Yohan Blake, 2nd, 9.75 – Blake took silver, but like Allyson Felix is more of a 200 meter man. That may sound odd given his success in this event, but Blake does not generate great speed early. His strength is his transition when he comes up and “starts running”. He has great mid race acceleration, and a strong finish. That is what carried him to silver in this race, but the first 30 kept him from beating Bolt as he was unable to keep pace with the big man in the first half of the race. Had he been able to he may have repeated his triumph of Kingston, but Bolt faltered early in Kingston, he did not falter here.
Justin Gatlin, 3rd, 9.79 – Gatlin has the most consistent race pattern of any sprinter in the world – Bolt included. But as I said, Bolt finds his race in the big ones, and yesterday Gatlin committed a fatal flaw. He was out superbly, but came out of his drive phase too quickly. He came up, Bolt stayed down a fraction longer, but that fraction gave Bolt the acceleration he needed to burst right by Gatlin! Gatlin has a stride length nearly equal to Bolt’s, but lacks the turnover of Bolt – he has to over stride to accomplish his stride length. He was never going to catch Bolt once he went by him. And that shortened drive phase took away enough “oomph” from his transition, to allow Blake to pop by him as well.

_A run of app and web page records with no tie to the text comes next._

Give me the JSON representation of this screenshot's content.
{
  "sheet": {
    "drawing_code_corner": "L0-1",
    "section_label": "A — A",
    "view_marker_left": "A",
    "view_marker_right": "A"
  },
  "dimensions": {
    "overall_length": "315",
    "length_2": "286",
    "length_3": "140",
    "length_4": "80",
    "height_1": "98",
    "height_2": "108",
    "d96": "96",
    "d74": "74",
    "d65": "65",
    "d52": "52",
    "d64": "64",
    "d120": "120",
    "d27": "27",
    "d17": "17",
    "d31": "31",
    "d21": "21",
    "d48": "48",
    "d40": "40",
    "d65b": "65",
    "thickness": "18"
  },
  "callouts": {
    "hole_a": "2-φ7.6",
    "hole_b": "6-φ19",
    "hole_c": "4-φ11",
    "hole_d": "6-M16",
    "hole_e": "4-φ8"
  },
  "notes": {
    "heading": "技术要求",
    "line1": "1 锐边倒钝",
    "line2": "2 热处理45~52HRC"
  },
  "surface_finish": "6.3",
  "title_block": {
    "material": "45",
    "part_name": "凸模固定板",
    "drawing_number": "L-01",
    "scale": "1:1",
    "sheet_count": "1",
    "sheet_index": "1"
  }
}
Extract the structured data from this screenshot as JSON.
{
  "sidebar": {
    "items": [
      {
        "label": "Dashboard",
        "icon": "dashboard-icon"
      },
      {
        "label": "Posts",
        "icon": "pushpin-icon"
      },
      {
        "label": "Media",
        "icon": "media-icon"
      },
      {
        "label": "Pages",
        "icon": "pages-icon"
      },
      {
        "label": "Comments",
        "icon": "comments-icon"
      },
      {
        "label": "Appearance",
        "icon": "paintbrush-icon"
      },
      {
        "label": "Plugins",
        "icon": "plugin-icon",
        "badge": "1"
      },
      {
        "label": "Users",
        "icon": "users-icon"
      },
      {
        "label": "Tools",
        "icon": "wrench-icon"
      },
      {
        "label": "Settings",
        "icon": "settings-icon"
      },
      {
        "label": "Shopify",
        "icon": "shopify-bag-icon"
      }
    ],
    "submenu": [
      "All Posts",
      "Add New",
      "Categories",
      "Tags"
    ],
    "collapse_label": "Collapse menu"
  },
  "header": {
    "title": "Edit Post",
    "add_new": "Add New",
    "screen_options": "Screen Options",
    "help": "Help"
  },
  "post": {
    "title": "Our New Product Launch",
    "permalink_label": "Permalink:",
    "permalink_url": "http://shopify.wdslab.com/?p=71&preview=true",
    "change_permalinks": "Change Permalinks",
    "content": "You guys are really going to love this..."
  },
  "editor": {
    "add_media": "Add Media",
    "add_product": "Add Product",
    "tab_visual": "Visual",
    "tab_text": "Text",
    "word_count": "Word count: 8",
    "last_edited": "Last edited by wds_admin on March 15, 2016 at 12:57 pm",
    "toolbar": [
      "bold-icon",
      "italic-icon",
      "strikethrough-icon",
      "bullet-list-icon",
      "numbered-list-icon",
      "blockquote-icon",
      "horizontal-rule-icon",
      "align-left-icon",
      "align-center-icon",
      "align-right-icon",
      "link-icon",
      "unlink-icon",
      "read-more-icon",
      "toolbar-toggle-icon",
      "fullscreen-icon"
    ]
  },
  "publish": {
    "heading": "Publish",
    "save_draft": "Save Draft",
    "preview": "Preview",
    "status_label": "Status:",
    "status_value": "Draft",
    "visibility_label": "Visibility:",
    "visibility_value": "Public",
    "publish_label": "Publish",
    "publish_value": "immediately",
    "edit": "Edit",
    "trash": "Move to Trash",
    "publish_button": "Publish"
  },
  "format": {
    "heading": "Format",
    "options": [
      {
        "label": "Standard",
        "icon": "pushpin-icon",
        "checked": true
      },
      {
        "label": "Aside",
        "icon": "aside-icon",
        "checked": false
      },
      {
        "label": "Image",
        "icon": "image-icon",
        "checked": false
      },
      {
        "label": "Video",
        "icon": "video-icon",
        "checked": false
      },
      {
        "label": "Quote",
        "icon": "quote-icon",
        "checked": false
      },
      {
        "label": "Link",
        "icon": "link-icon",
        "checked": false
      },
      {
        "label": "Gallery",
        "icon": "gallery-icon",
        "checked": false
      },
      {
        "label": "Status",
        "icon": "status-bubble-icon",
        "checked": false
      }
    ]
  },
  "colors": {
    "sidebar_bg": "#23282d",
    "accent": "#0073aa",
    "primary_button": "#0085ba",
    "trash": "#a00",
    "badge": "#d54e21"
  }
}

Tyson Gay, 4th, 9.80 – Tyson had great reaction in this race, but he still lacks good start mechanics. The reaction was wasted, as he still ended up behind the others within the first few strides. Still Gay’s forte has been great mid race acceleration and a vicious close – both failed him yesterday however. After watching both his semi and the final I understood why – while his turnover is as rapid as before his surgery, he’s not exerting the same amount of force into the track as he was pre-surgery – and therefore not getting the same pop/speed back from the track. So while he looked to be working as hard he wasn’t getting the same result. That’s the difference between the man that ran 9.69 and the man that ran 9.80 – only .11 difference, but critical when your opponent is Usain Bolt.

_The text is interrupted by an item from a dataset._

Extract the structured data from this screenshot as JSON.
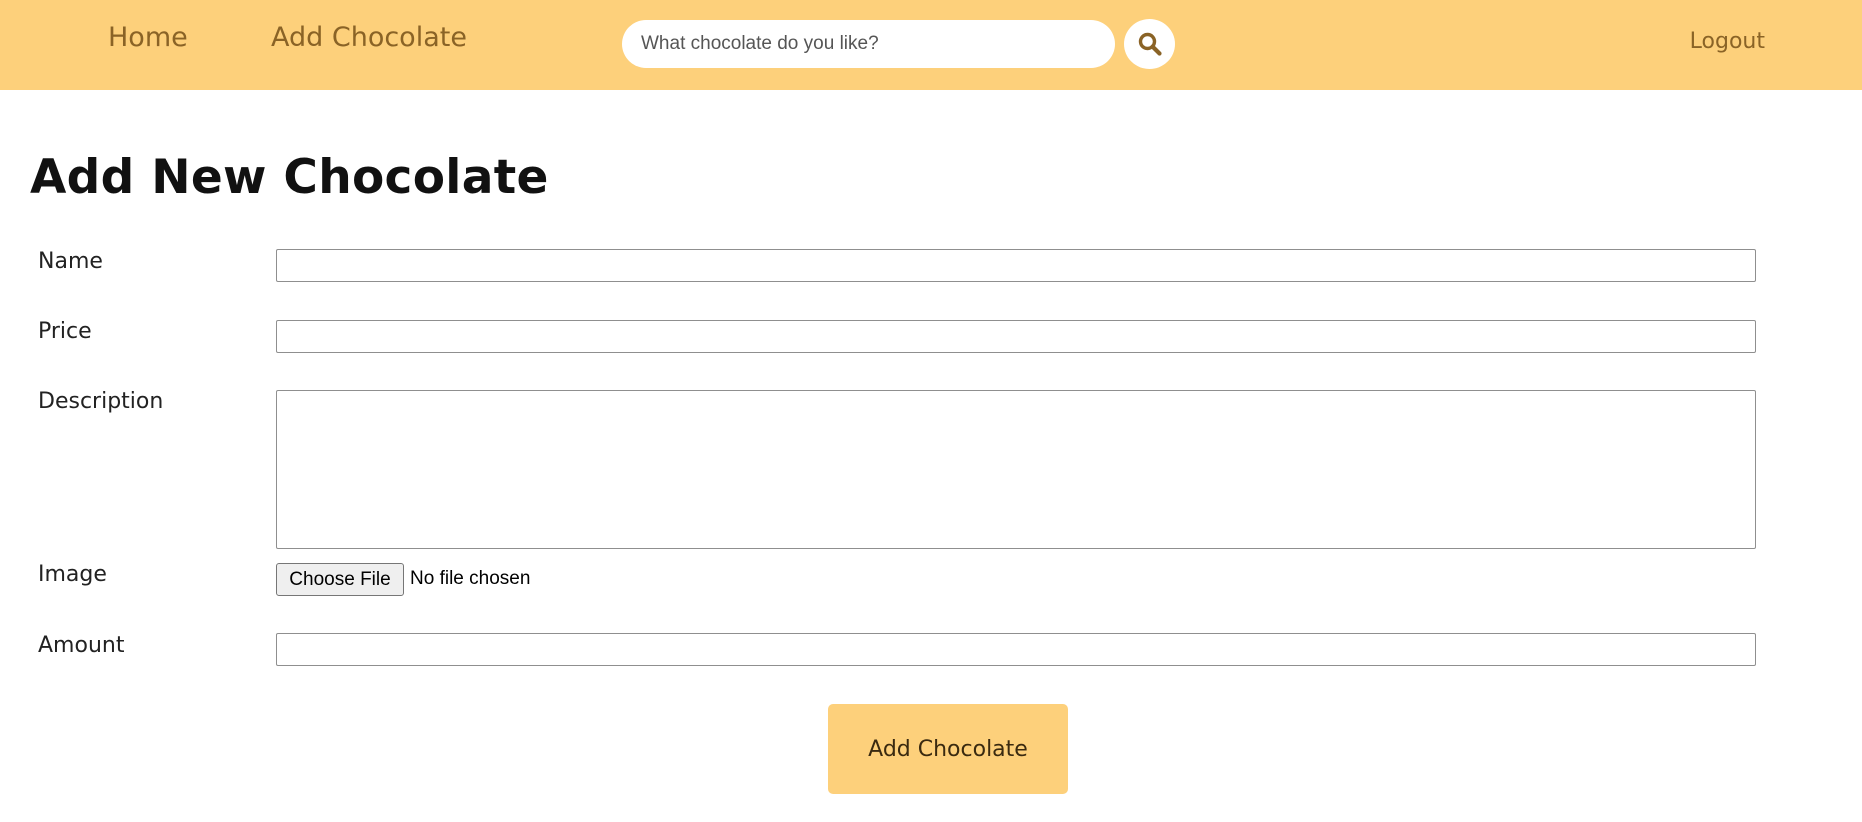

Ryan Bailey, 5th, 9.88 – Bailey was the one man in this race that could potentially match Bolt “stride for stride” as he is 6’4” and very fluid in full stride. In order to do that however, he will have to do what Bolt does from the gun, and that is execute a strong drive phase and transition. Bailey, who had a decent drive phase in the rounds, resorted to coming up and running in the final – death against the talent level of the men that finished ahead of him. He was “chasing” the field from the gun! He would have beaten any other field on the planet, but this was not any other field. When he learns to execute the first 30 meters, he could be the challenger that Bolt needs in a major.
The rest of the field never had a chance. The only other man in the race with the credentials to make an impact was Asafa Powell and his big race history said that he was not going to be a factor, and he wasn’t. A sprinter that is dependent on his start, he was out of it by 30 meters, long before he pulled up late in the race.
So, can Bolt be beaten in a major? Only if one of the above can put it ALL together under the lights. So on to the deuce, where Bolt is arguably the favorite. I say arguably because Blake is better at that distance and he’s run within .07 of Bolt’s record. The deuce won’t be as much fun to watch as this race, but it should be a great duel!